The other day I wrote about how Husband and the boys all play “together” in an online virtual world. They’re talking to one another as they play–“do you have the paradox coins?” “no but I found more imagination points,” “how do you get to the maelstrom?”– it’s as if my apartment has suddenly become the bridge of the Starship Enterprise, which I think may make me a white Uhura, but without the great haircut.

(And yes, Husband, I realize that you’re playing Lego Universe and it’s totally not Star Trek, but just allow me some blogetic license here, okay? I’m making a point.)

The boys love it–and by “boys” here, I include Husband, too. Poor thing seems to have married a woman who finds computer games…well, dull. My time-wasting mechanisms involve flipping through the tabloids, scrolling Perez Hilton, trolling the blog czarinas, or compulsively checking my twitter feed, so it’s not like I want everyone to Be Productive All The Time. But this picture, of each of them staring into a screen and not at each other bothers me. I know they’re interacting–they’re talking to one another, they’re frequently on missions or excursions or battles together, out there in the virtual universe–but it’s not quite the same as  flinging the dice at someone during a game of Risk.  That’s how you play a family game, people.

How do you learn, while you’re gazing into a screen, that functioning in the world requires compromise and negotiation and the ability to put up with people who are idiots?  In the game world you can eventually just blow up people you disagree with (the Quaddafi method, we might call it).

Caleb loves Lego Universe and another game, called Age of Empires, which is a game based on actual historic figures–you have to decide when and where to attack, how to build a fortress, gather supplies, protect your townspeople. Tonight Caleb was playing with an army being led by “some guy, Nah Plee Own, who is that?”

Napoleon, that would be. Famous French general, now a character in a computer game.

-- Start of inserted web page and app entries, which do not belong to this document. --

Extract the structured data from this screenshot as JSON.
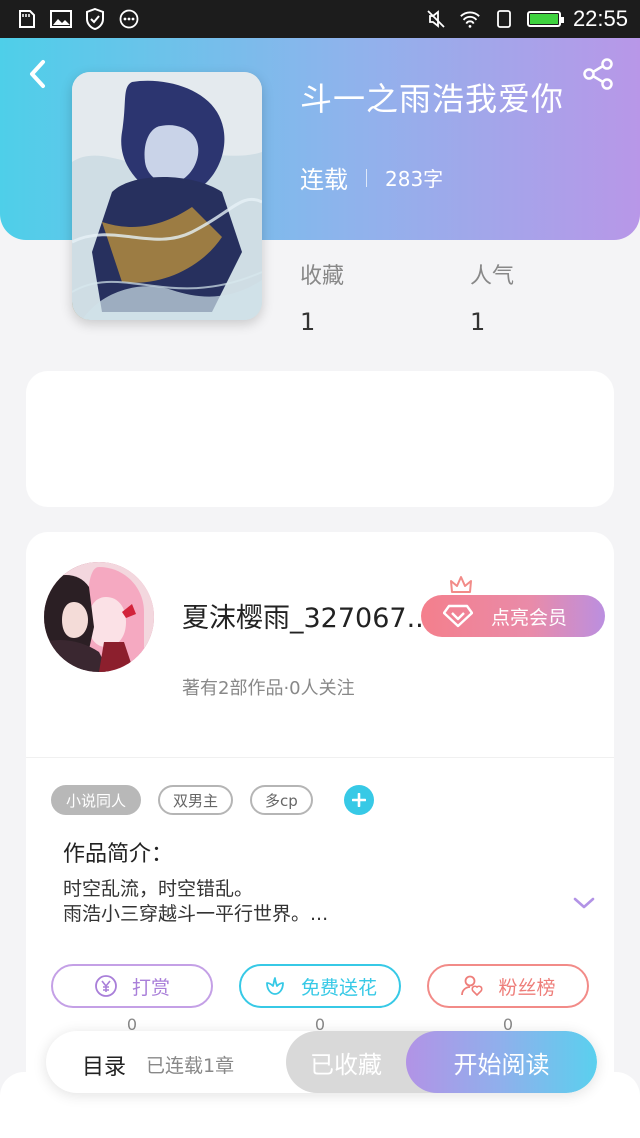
{
  "status_bar": {
    "time": "22:55",
    "left_icons": [
      "sim-card-icon",
      "image-icon",
      "shield-icon",
      "more-dots-icon"
    ],
    "right_icons": [
      "mute-icon",
      "wifi-icon",
      "portrait-lock-icon",
      "battery-icon"
    ]
  },
  "book": {
    "title": "斗一之雨浩我爱你",
    "status": "连载",
    "word_count": "283字"
  },
  "stats": [
    {
      "label": "收藏",
      "value": "1"
    },
    {
      "label": "人气",
      "value": "1"
    }
  ],
  "author": {
    "name": "夏沫樱雨_327067...",
    "vip_label": "点亮会员",
    "summary": "著有2部作品·0人关注"
  },
  "tags": [
    "小说同人",
    "双男主",
    "多cp"
  ],
  "intro": {
    "title": "作品简介：",
    "line1": "时空乱流，时空错乱。",
    "line2": "雨浩小三穿越斗一平行世界。..."
  },
  "actions": [
    {
      "label": "打赏",
      "count": "0",
      "color": "#a97fd9"
    },
    {
      "label": "免费送花",
      "count": "0",
      "color": "#37c9e6"
    },
    {
      "label": "粉丝榜",
      "count": "0",
      "color": "#ee7e7a"
    }
  ],
  "bottom": {
    "toc_label": "目录",
    "chapters": "已连载1章",
    "collect_label": "已收藏",
    "read_label": "开始阅读"
  },
  "colors": {
    "header_gradient_start": "#4ecfe9",
    "header_gradient_end": "#b897e8",
    "accent_cyan": "#37c9e6",
    "accent_purple": "#b293e6"
  }
}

Vive la France.

Caleb can play this game now, ironically, because he can read–all the commands and options and various strategies come up on the screen in little blurbs, so if you can’t read fast enough, you can’t figure out who the hell Nah Plee Own is going to attack next, or who is going to attack him.

So bravo for the reading skills, right? And of course, Liam used to play Age of Empire all the time, so Caleb feels very grown up, hunched in front of his screen like his brother and father (and yeah, okay, like his mother, who writes this post sitting on the couch with her laptop perched on her lap).  Screens are inevitable in his life, just as they are inevitable in the lives of all the kids growing up in this day and age and demographic.

Caleb’s legos–actual legos, not virtual legos–come out less frequently now. And even though my desk resides in lego central, I realized the other day that I miss that hellacious pile of nubbly plastic bits.  I’d rather have this:

or even this:

But I think as Caleb gets older, I’m going to see more and more of this: